To view the type hierarchy of a class, hit F4 or right click on the class and choose Type Hierarchy.

In order to toggle the errors view on and off, you can click on the error summary in the status line (normally showing no errors).

Refactorings and code modifications

In addition to quick fixes, the plugin can also perform some automated code transformations. These include a rename refactoring, available from the context menu or via option-shift-r / alt-shift-r. Also, the plugin has the ability to automatically organize import directives, available by the 'organize directives' command or option-cmd-o / ctrl-alt-o. Additionally, you can format a Dart source code using the 'dart format' command or the option-cmd-b / ctrl-alt-b key binding.

Diagnosing analysis server issues

To view detailed info about what the analysis server is doing, run the 'analysis server status' command. This will let you know if the analysis server is currently running, allow you to terminate and restart the server, and let you re-analyze the Dart source for the current projects.

This status dialog can be useful for diagnosing issues with the analysis server, like analysis not terminating, or excessive CPU or memory consumption.

For developers working on the plugin itself, or trying to resolve analysis server issues, you can enable a setting to start the analysis server with debug flags. This will expose some additional options in the analysis server status dialog; only a very small number of developers should need to enable this setting.
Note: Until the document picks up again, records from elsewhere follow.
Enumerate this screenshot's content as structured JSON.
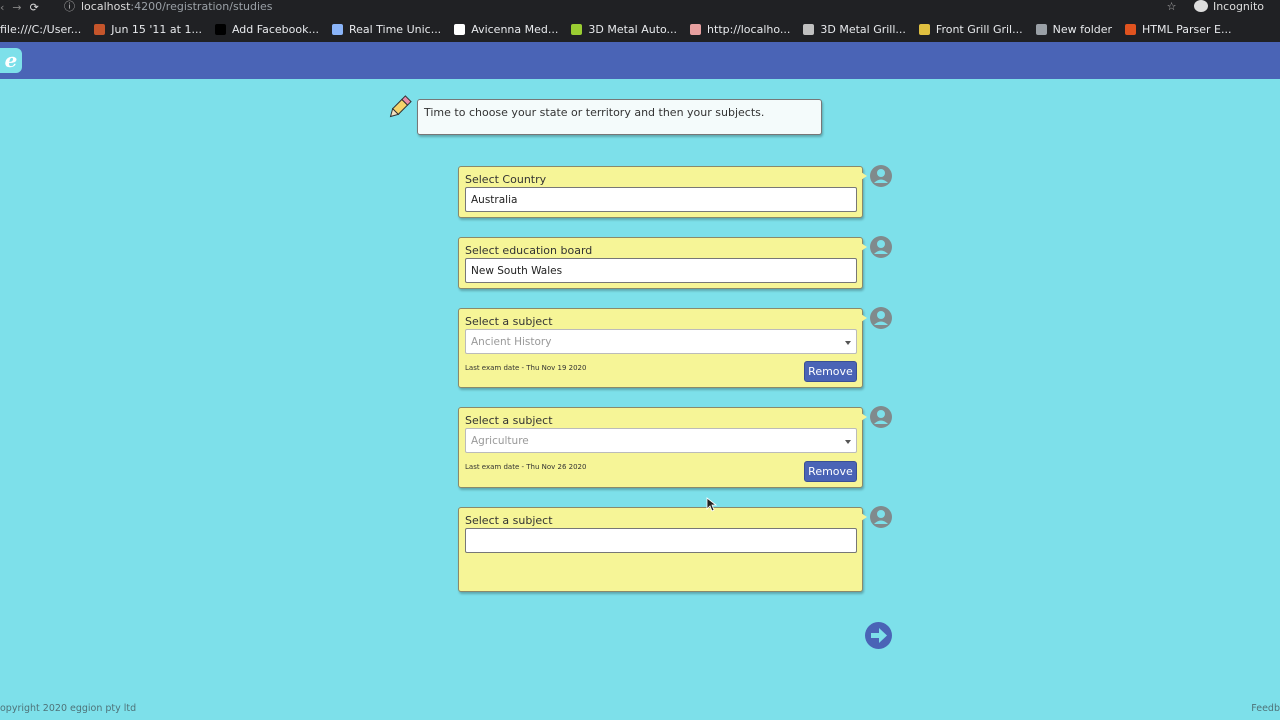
{
  "browser": {
    "url_host": "localhost",
    "url_path": ":4200/registration/studies",
    "profile": "Incognito",
    "bookmarks": [
      {
        "label": "file:///C:/User...",
        "color": "#5f6368"
      },
      {
        "label": "Jun 15 '11 at 1...",
        "color": "#c5552b"
      },
      {
        "label": "Add Facebook...",
        "color": "#000000"
      },
      {
        "label": "Real Time Unic...",
        "color": "#8ab4f8"
      },
      {
        "label": "Avicenna Med...",
        "color": "#ffffff"
      },
      {
        "label": "3D Metal Auto...",
        "color": "#9acd32"
      },
      {
        "label": "http://localho...",
        "color": "#e8a0a0"
      },
      {
        "label": "3D Metal Grill...",
        "color": "#c0c0c0"
      },
      {
        "label": "Front Grill Gril...",
        "color": "#e0c040"
      },
      {
        "label": "New folder",
        "color": "#9aa0a6"
      },
      {
        "label": "HTML Parser E...",
        "color": "#e0531f"
      }
    ]
  },
  "header": {
    "logo_letter": "e"
  },
  "intro": {
    "message": "Time to choose your state or territory and then your subjects."
  },
  "country": {
    "label": "Select Country",
    "value": "Australia"
  },
  "board": {
    "label": "Select education board",
    "value": "New South Wales"
  },
  "subjects": [
    {
      "label": "Select a subject",
      "value": "Ancient History",
      "meta": "Last exam date - Thu Nov 19 2020",
      "remove_label": "Remove"
    },
    {
      "label": "Select a subject",
      "value": "Agriculture",
      "meta": "Last exam date - Thu Nov 26 2020",
      "remove_label": "Remove"
    },
    {
      "label": "Select a subject",
      "value": ""
    }
  ],
  "footer": {
    "copyright": "opyright 2020 eggion pty ltd",
    "feedback": "Feedb"
  },
  "colors": {
    "background": "#7de0ea",
    "header": "#4a64b6",
    "card": "#f6f597",
    "button": "#4a64b6"
  }
}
What is Flutter?

Flutter is a new project to help developers build high-performance, high-fidelity, cross-platform mobile apps.
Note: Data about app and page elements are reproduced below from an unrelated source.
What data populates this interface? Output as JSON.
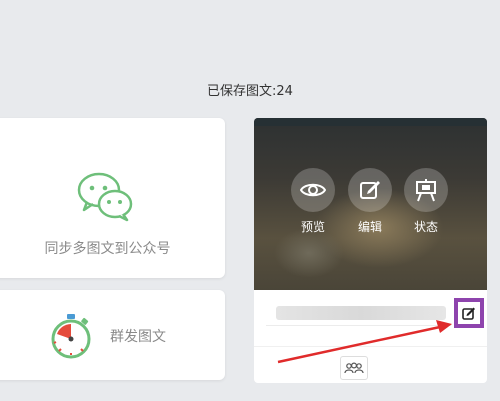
{
  "header": {
    "saved_count": "已保存图文:24"
  },
  "sync_card": {
    "label": "同步多图文到公众号",
    "icon": "wechat-icon"
  },
  "mass_card": {
    "label": "群发图文",
    "icon": "timer-icon"
  },
  "article_card": {
    "actions": [
      {
        "label": "预览",
        "icon": "eye-icon"
      },
      {
        "label": "编辑",
        "icon": "edit-icon"
      },
      {
        "label": "状态",
        "icon": "easel-icon"
      }
    ],
    "edit_title_icon": "edit-icon",
    "group_icon": "people-icon"
  },
  "colors": {
    "highlight": "#8e44ad",
    "arrow": "#e02b2b",
    "wechat_green": "#6ebf7a"
  }
}
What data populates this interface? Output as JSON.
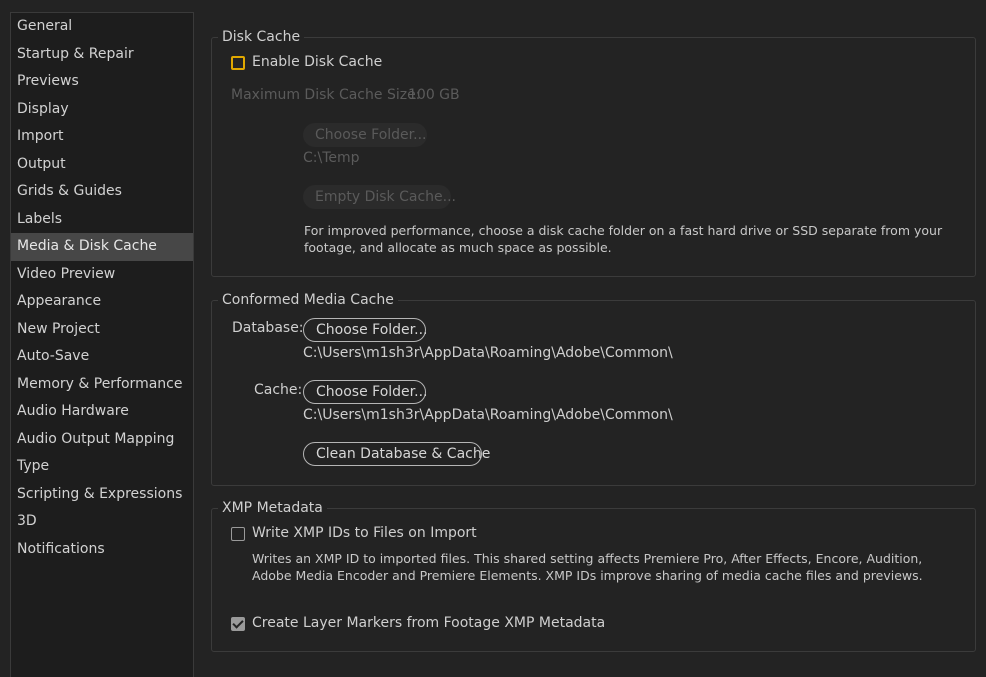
{
  "sidebar": {
    "items": [
      {
        "label": "General"
      },
      {
        "label": "Startup & Repair"
      },
      {
        "label": "Previews"
      },
      {
        "label": "Display"
      },
      {
        "label": "Import"
      },
      {
        "label": "Output"
      },
      {
        "label": "Grids & Guides"
      },
      {
        "label": "Labels"
      },
      {
        "label": "Media & Disk Cache",
        "active": true
      },
      {
        "label": "Video Preview"
      },
      {
        "label": "Appearance"
      },
      {
        "label": "New Project"
      },
      {
        "label": "Auto-Save"
      },
      {
        "label": "Memory & Performance"
      },
      {
        "label": "Audio Hardware"
      },
      {
        "label": "Audio Output Mapping"
      },
      {
        "label": "Type"
      },
      {
        "label": "Scripting & Expressions"
      },
      {
        "label": "3D"
      },
      {
        "label": "Notifications"
      }
    ]
  },
  "disk_cache": {
    "title": "Disk Cache",
    "enable_label": "Enable Disk Cache",
    "enable_checked": false,
    "max_size_label": "Maximum Disk Cache Size:",
    "max_size_value": "100 GB",
    "choose_folder_label": "Choose Folder...",
    "folder_path": "C:\\Temp",
    "empty_cache_label": "Empty Disk Cache...",
    "note": "For improved performance, choose a disk cache folder on a fast hard drive or SSD separate from your footage, and allocate as much space as possible."
  },
  "conformed_media_cache": {
    "title": "Conformed Media Cache",
    "database_label": "Database:",
    "database_button": "Choose Folder...",
    "database_path": "C:\\Users\\m1sh3r\\AppData\\Roaming\\Adobe\\Common\\",
    "cache_label": "Cache:",
    "cache_button": "Choose Folder...",
    "cache_path": "C:\\Users\\m1sh3r\\AppData\\Roaming\\Adobe\\Common\\",
    "clean_button": "Clean Database & Cache"
  },
  "xmp_metadata": {
    "title": "XMP Metadata",
    "write_ids_label": "Write XMP IDs to Files on Import",
    "write_ids_checked": false,
    "write_ids_note": "Writes an XMP ID to imported files. This shared setting affects Premiere Pro, After Effects, Encore, Audition, Adobe Media Encoder and Premiere Elements. XMP IDs improve sharing of media cache files and previews.",
    "layer_markers_label": "Create Layer Markers from Footage XMP Metadata",
    "layer_markers_checked": true
  },
  "colors": {
    "background": "#232323",
    "sidebar_background": "#1d1d1d",
    "sidebar_active": "#474747",
    "focus_accent": "#e0a800",
    "disabled_text": "#5b5b5b"
  }
}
The dartlang plugin currently contains functionality related to creating and running Flutter projects. We plan to move that out into a separate plugin in the future.

Getting Flutter
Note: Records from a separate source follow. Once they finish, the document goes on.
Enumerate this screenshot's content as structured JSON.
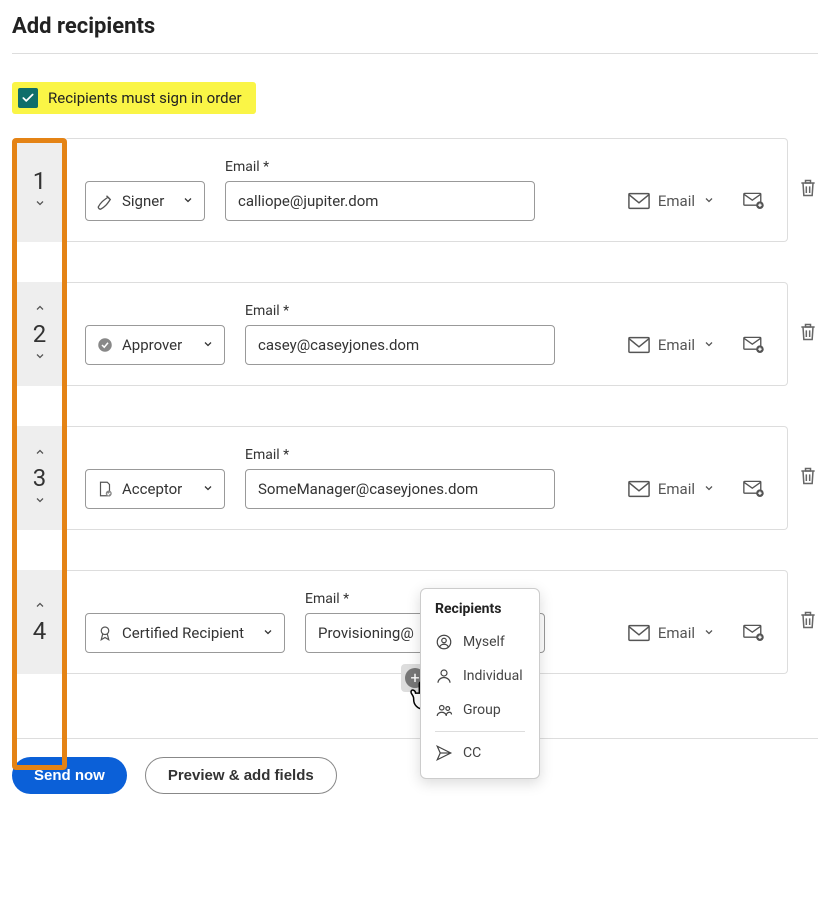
{
  "page_title": "Add recipients",
  "sign_order": {
    "checked": true,
    "label": "Recipients must sign in order"
  },
  "email_label": "Email  *",
  "delivery_label": "Email",
  "recipients": [
    {
      "order": "1",
      "role": "Signer",
      "email": "calliope@jupiter.dom",
      "show_up": false,
      "show_down": true
    },
    {
      "order": "2",
      "role": "Approver",
      "email": "casey@caseyjones.dom",
      "show_up": true,
      "show_down": true
    },
    {
      "order": "3",
      "role": "Acceptor",
      "email": "SomeManager@caseyjones.dom",
      "show_up": true,
      "show_down": true
    },
    {
      "order": "4",
      "role": "Certified Recipient",
      "email": "Provisioning@",
      "show_up": true,
      "show_down": false,
      "wide_role": true
    }
  ],
  "popover": {
    "title": "Recipients",
    "items": [
      "Myself",
      "Individual",
      "Group"
    ],
    "cc": "CC"
  },
  "footer": {
    "primary": "Send now",
    "secondary": "Preview & add fields"
  }
}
See the Flutter getting started guide for how to get set up. In a nutshell, you’ll need to:

  • clone the Flutter git repository
  • add the flutter/bin directory to your OS path

In Atom, install the flutter plugin (Packages > Settings View > Install Packages). In the flutter plugin’s preferences page, set the Flutter SDK path to where the Flutter repo was cloned locally.

Creating Flutter projects

In order to create a Flutter project, run the Flutter 'create project' Atom command. This will create a new Dart project with a dependency on the flutter package. It’ll also create the entry-point to the Flutter app, lib/main.dart. That file should look something like this:

import 'package:flutter/material.dart';

void main() {
    new MaterialApp(
      title: "Flutter Demo",
      routes: {
        '/': (RouteArguments args) => new FlutterDemo()

class FlutterDemo extends StatelessComponent {
  Widget build(BuildContext context) {
    return new Scaffold(
      toolBar: new ToolBar(
        center: new Text("Flutter Demo")
      body: new Material(
        child: new Center(
          child: new Text("Hello world!")
      floatingActionButton: new FloatingActionButton(
        child: new Icon(
          icon: 'content/add'

Setting up your mobile device

In order to run a Flutter app, you’ll need the Android adb tool installed, an Android device connected via USB, and to have your mobile device in developer mode. See this page for more details about setting up your Android device.

Running a Flutter project

Once your device is set up, execute the 'run application' command. This will launch your app on the device. If your phone does not have the Flutter APK on it, one will be automatically installed. You should see your app running on the device:

The Atom plugin uses the flutter command installed with the flutter package to launch your app. You can run this tool by hand as well. Try making a change to the application’s source, and then from the command-line, run:

flutter run

You should see the app re-launch on the mobile device with the new changes. Run:

flutter -h

in order to see a list of other available commands.

More info!

For information about using Flutter to build apps, please see Getting Started with Flutter.


Feedback welcome! You can file bugs and feature requests at github.com/dart-atom/dartlang/issues.

The source code for this plugin can be found at github.com/dart-atom/dartlang.